- [Instructions to follow] Copy out, from the entries below, each line that holds the string "Creating".

[Opening Available data section]

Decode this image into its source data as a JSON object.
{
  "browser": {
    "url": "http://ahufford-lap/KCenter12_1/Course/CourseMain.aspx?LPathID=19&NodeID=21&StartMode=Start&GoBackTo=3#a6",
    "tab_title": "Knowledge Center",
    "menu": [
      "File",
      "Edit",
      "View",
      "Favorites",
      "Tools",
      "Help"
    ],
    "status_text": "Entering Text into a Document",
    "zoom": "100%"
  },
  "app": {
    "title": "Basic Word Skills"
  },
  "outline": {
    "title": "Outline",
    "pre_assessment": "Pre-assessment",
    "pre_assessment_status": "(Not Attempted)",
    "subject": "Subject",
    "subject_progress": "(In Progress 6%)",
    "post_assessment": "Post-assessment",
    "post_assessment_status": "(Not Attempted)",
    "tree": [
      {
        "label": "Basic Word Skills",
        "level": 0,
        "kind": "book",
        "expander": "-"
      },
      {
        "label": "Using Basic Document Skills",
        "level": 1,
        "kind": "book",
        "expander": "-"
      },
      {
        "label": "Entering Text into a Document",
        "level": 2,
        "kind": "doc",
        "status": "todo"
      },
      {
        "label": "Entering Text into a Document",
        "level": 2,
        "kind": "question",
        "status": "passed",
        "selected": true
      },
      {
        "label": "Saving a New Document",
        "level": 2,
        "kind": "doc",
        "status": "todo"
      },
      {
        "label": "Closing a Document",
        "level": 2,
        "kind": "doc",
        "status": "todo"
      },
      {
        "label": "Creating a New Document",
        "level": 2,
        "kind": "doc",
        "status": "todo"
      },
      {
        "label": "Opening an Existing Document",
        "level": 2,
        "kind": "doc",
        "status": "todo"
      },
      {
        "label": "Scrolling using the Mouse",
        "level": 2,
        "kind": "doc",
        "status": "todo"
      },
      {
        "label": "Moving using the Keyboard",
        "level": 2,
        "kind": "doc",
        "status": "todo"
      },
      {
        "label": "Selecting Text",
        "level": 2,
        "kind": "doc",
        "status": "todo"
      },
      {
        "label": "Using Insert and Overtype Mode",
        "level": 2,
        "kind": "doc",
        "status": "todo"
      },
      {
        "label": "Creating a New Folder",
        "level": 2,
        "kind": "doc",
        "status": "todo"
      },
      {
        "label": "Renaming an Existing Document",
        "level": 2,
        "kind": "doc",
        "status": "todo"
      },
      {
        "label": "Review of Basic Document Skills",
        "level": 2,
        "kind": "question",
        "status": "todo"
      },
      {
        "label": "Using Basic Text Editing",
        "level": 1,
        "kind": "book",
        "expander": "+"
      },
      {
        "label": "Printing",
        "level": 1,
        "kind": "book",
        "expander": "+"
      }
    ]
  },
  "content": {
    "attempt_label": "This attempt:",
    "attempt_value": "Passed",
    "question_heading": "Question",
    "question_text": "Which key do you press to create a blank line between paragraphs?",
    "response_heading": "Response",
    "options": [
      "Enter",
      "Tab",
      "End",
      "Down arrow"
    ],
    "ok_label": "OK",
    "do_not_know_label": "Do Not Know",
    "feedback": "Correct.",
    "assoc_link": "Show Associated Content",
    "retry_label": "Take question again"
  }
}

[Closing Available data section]

- [Solved exercise]
        "label": "Creating a New Document",
        "label": "Creating a New Folder",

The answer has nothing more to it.